Supplemental 02 can improve mental alertness and stamina, and prevent heart failure in people with severe lung disease, such as emphysema.

Supplemental 02 comes in two forms: compressed oxygen and liquid oxygen.

Compressed oxygen is more common and comes in tanks, while liquid oxygen comes in truly liquid form – achieving greater portability, but with a shorter shelf life.

Air Travel Tips with Lung Disease while on Supplemental 02

Travel Tips with Lung Disease while on Supplemental 02

Check with your primary physician: Before you book any travel plans, make sure to check with your primary care provider to see if you are physically fit for air travel with lung disease.

Get there early: Supplemental 02 or not, getting through airport security can be challenging.

Make sure to give yourself plenty of time to get through security without feeling rushed to make a flight.

Choose a direct flight: Avoid the hassle of changing flights to make a connecting flight by securing a direct flight.

If a direct flight isn’t an option, try to secure a flight where you don’t have to get off the plane.

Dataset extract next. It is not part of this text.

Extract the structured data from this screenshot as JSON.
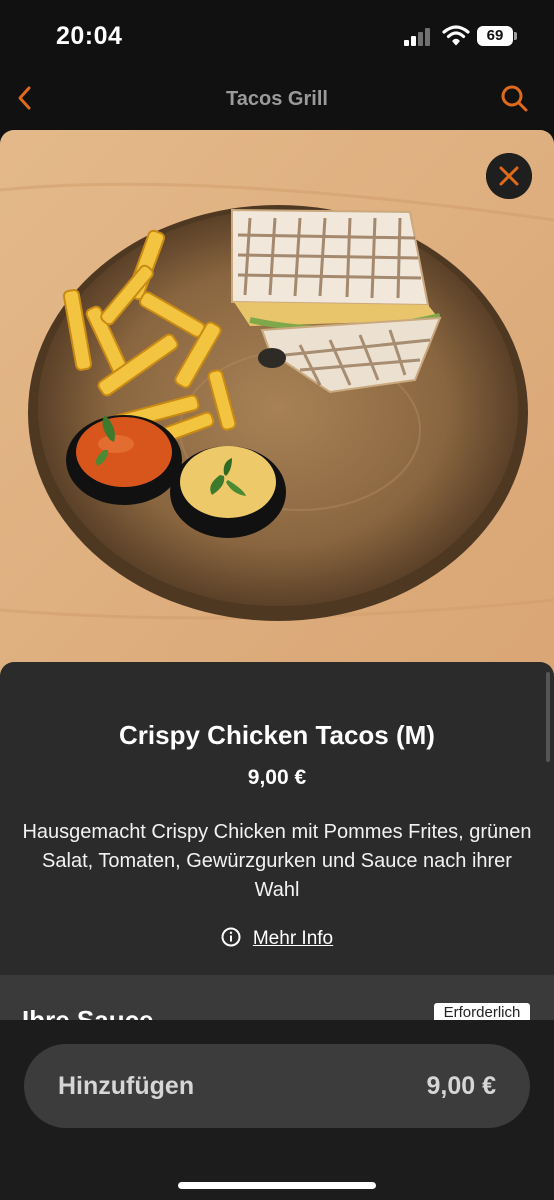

Check your oxygen levels when in the air: According to the University of California San Francisco Medical Center, some people may become hypoxemic, or suffer from low levels of oxygen, during air travel.

A simple pulse oximeter reading while in high altitude, at rest, and during activity can determine how much oxygen is needed during the flight.

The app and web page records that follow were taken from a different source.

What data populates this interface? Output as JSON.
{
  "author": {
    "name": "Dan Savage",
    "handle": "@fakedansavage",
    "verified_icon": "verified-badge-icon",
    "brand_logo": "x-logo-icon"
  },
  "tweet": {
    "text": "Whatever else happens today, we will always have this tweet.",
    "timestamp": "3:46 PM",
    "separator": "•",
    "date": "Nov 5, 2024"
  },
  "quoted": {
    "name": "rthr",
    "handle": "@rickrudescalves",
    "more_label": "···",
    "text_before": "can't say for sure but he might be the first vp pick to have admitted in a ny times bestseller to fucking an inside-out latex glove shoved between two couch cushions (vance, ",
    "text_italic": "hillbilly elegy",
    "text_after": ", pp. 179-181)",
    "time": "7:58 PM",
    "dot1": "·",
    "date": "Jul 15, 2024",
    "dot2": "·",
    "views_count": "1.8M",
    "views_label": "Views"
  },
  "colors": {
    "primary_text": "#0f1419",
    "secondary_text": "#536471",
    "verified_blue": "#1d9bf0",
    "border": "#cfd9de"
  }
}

Also, keep in mind that air pressure drops as altitude increases.

Car Travel Tips with Lung Disease while on Supplemental 02

Travel Tips with Lung Disease while on Supplemental 02

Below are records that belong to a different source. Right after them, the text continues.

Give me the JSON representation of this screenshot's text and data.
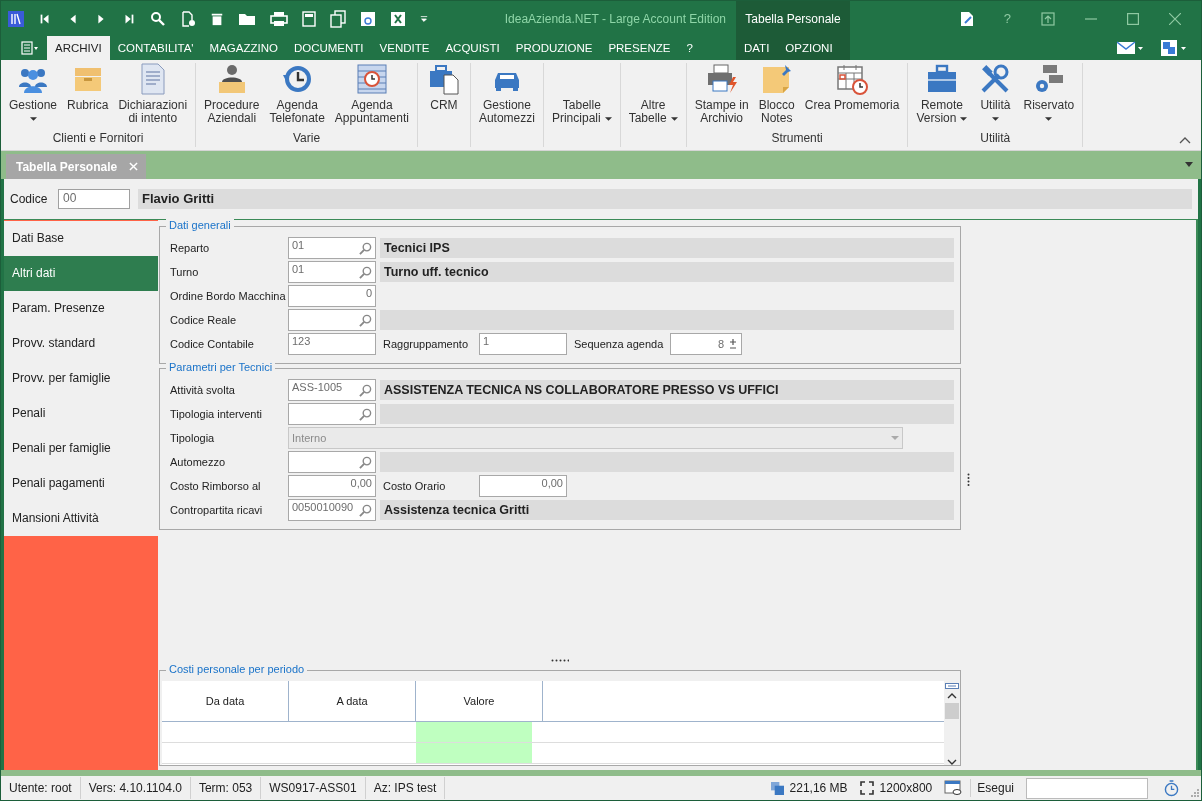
{
  "title_bar": {
    "title": "IdeaAzienda.NET - Large Account Edition",
    "context_title": "Tabella Personale",
    "help": "?"
  },
  "ribbon_tabs": [
    {
      "label": "ARCHIVI",
      "selected": true,
      "kind": "main"
    },
    {
      "label": "CONTABILITA'",
      "selected": false,
      "kind": "main"
    },
    {
      "label": "MAGAZZINO",
      "selected": false,
      "kind": "main"
    },
    {
      "label": "DOCUMENTI",
      "selected": false,
      "kind": "main"
    },
    {
      "label": "VENDITE",
      "selected": false,
      "kind": "main"
    },
    {
      "label": "ACQUISTI",
      "selected": false,
      "kind": "main"
    },
    {
      "label": "PRODUZIONE",
      "selected": false,
      "kind": "main"
    },
    {
      "label": "PRESENZE",
      "selected": false,
      "kind": "main"
    },
    {
      "label": "?",
      "selected": false,
      "kind": "main"
    },
    {
      "label": "DATI",
      "selected": false,
      "kind": "context"
    },
    {
      "label": "OPZIONI",
      "selected": false,
      "kind": "context"
    }
  ],
  "ribbon_groups": [
    {
      "label": "Clienti e Fornitori",
      "buttons": [
        {
          "kind": "people",
          "lines": [
            "Gestione"
          ],
          "dropdown": true
        },
        {
          "kind": "box",
          "lines": [
            "Rubrica"
          ],
          "dropdown": false
        },
        {
          "kind": "document",
          "lines": [
            "Dichiarazioni",
            "di intento"
          ],
          "dropdown": false
        }
      ]
    },
    {
      "label": "Varie",
      "buttons": [
        {
          "kind": "person",
          "lines": [
            "Procedure",
            "Aziendali"
          ],
          "dropdown": false
        },
        {
          "kind": "history",
          "lines": [
            "Agenda",
            "Telefonate"
          ],
          "dropdown": false
        },
        {
          "kind": "schedule",
          "lines": [
            "Agenda",
            "Appuntamenti"
          ],
          "dropdown": false
        }
      ]
    },
    {
      "buttons": [
        {
          "kind": "files",
          "lines": [
            "CRM"
          ],
          "dropdown": false
        }
      ]
    },
    {
      "buttons": [
        {
          "kind": "car",
          "lines": [
            "Gestione",
            "Automezzi"
          ],
          "dropdown": false
        }
      ]
    },
    {
      "buttons": [
        {
          "kind": "text",
          "lines": [
            "Tabelle",
            "Principali"
          ],
          "dropdown": true
        }
      ]
    },
    {
      "buttons": [
        {
          "kind": "text",
          "lines": [
            "Altre",
            "Tabelle"
          ],
          "dropdown": true
        }
      ]
    },
    {
      "label": "Strumenti",
      "buttons": [
        {
          "kind": "printer",
          "lines": [
            "Stampe in",
            "Archivio"
          ],
          "dropdown": false
        },
        {
          "kind": "note",
          "lines": [
            "Blocco",
            "Notes"
          ],
          "dropdown": false
        },
        {
          "kind": "calendar",
          "lines": [
            "Crea Promemoria"
          ],
          "dropdown": false
        }
      ]
    },
    {
      "label": "Utilità",
      "buttons": [
        {
          "kind": "briefcase",
          "lines": [
            "Remote",
            "Version"
          ],
          "dropdown": true
        },
        {
          "kind": "tools",
          "lines": [
            "Utilità"
          ],
          "dropdown": true
        },
        {
          "kind": "servers",
          "lines": [
            "Riservato"
          ],
          "dropdown": true
        }
      ]
    }
  ],
  "doc_tabs": [
    {
      "label": "Tabella Personale",
      "selected": true
    }
  ],
  "record": {
    "code_label": "Codice",
    "code": "00",
    "name": "Flavio Gritti"
  },
  "nav": [
    {
      "label": "Dati Base",
      "selected": false
    },
    {
      "label": "Altri dati",
      "selected": true
    },
    {
      "label": "Param. Presenze",
      "selected": false
    },
    {
      "label": "Provv. standard",
      "selected": false
    },
    {
      "label": "Provv. per famiglie",
      "selected": false
    },
    {
      "label": "Penali",
      "selected": false
    },
    {
      "label": "Penali per famiglie",
      "selected": false
    },
    {
      "label": "Penali pagamenti",
      "selected": false
    },
    {
      "label": "Mansioni Attività",
      "selected": false
    }
  ],
  "sections": [
    {
      "title": "Dati generali",
      "rows": [
        {
          "label": "Reparto",
          "kind": "lookup",
          "value": "01",
          "description": "Tecnici IPS"
        },
        {
          "label": "Turno",
          "kind": "lookup",
          "value": "01",
          "description": "Turno uff. tecnico"
        },
        {
          "label": "Ordine Bordo Macchina",
          "kind": "number",
          "value": "0"
        },
        {
          "label": "Codice Reale",
          "kind": "lookup"
        },
        {
          "label": "Codice Contabile",
          "kind": "text",
          "value": "123",
          "extras": [
            {
              "label": "Raggruppamento",
              "kind": "text",
              "value": "1"
            },
            {
              "label": "Sequenza agenda",
              "kind": "spin",
              "value": "8"
            }
          ]
        }
      ]
    },
    {
      "title": "Parametri per Tecnici",
      "rows": [
        {
          "label": "Attività svolta",
          "kind": "lookup",
          "value": "ASS-1005",
          "description": "ASSISTENZA TECNICA NS COLLABORATORE PRESSO VS UFFICI"
        },
        {
          "label": "Tipologia interventi",
          "kind": "lookup"
        },
        {
          "label": "Tipologia",
          "kind": "combo",
          "value": "Interno",
          "disabled": true
        },
        {
          "label": "Automezzo",
          "kind": "lookup"
        },
        {
          "label": "Costo Rimborso al",
          "kind": "number",
          "value": "0,00",
          "extras": [
            {
              "label": "Costo Orario",
              "kind": "number",
              "value": "0,00"
            }
          ]
        },
        {
          "label": "Contropartita ricavi",
          "kind": "lookup",
          "value": "0050010090",
          "description": "Assistenza tecnica Gritti"
        }
      ]
    }
  ],
  "costs": {
    "title": "Costi personale per periodo",
    "columns": [
      "Da data",
      "A data",
      "Valore"
    ]
  },
  "status_bar": {
    "items": [
      "Utente: root",
      "Vers: 4.10.1104.0",
      "Term: 053",
      "WS0917-ASS01",
      "Az: IPS test"
    ],
    "memory": "221,16 MB",
    "resolution": "1200x800",
    "run_label": "Esegui"
  }
}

Keep your portable power supply chargers handy: Keep your AC and DC power supplies on you while traveling.

That way there will be no fear of running out of power.

Properly store oxygen tanks: Position the tanks in the upward position and check for leaks before embarking on the trip.

Research oxygen suppliers along your route: In case of emergency, keep the contact information of several portable oxygen suppliers handy.

Boat Travel Tips with Lung Disease while on Supplemental 02

Travel Tips with Lung Disease while on Supplemental 02

Contact your cruise provider: Alert your cruise provider that you will be traveling with supplemental 02.

That way they will brief you on their particular guidelines and procedures.

Obtain a prescription and doctor’s release form: Most cruise lines will ask for release forms from your doctor approving you for travel.

Bring ample amounts of oxygen: Do not risk cutting it close by bringing the bare minimum number of oxygen tanks required.

Bring as many as you can in case of emergency.

Keep these travel tips with lung disease while on supplemental 02 in mind as you travel, and enjoy taking a family vacation.

If you or a loved one has COPD, or any lung disease, the Lung Institute may be able to help with a variety of cellular therapy options.

Contact us at 888-745-6697 to learn more about cellular therapy.

* Every patient is given a Patient Satisfaction Survey shortly after treatment. Responses to the 11-question survey are aggregated to determine patient satisfaction with the delivery of treatment.

^ Quality of Life Survey data measured the patient’s self-assessed quality of life and measurable quality of improvement at three months of COPD patients.

All claims made regarding the efficacy of Lung Institute's treatments as they pertain to pulmonary conditions are based solely on anecdotal support collected by Lung Institute. Individual conditions, treatment and outcomes may vary and are not necessarily indicative of future results. Testimonial participation is voluntary. Lung Institute does not pay for or script patient testimonials.

As required by Texas state law, the Lung Institute Dallas Clinic has received Institutional Review Board (IRB) approval from MaGil IRB, now Chesapeake IRB, which is fully accredited by the Association for the Accreditation of Human Research Protection Program (AAHRPP), for research protocols and procedures. The Lung Institute has implemented these IRB approved standards at all of its clinics nationwide. Approval indicates that we follow rigorous standards for ethics, quality, and protections for human research.

Each patient is different. Results may vary.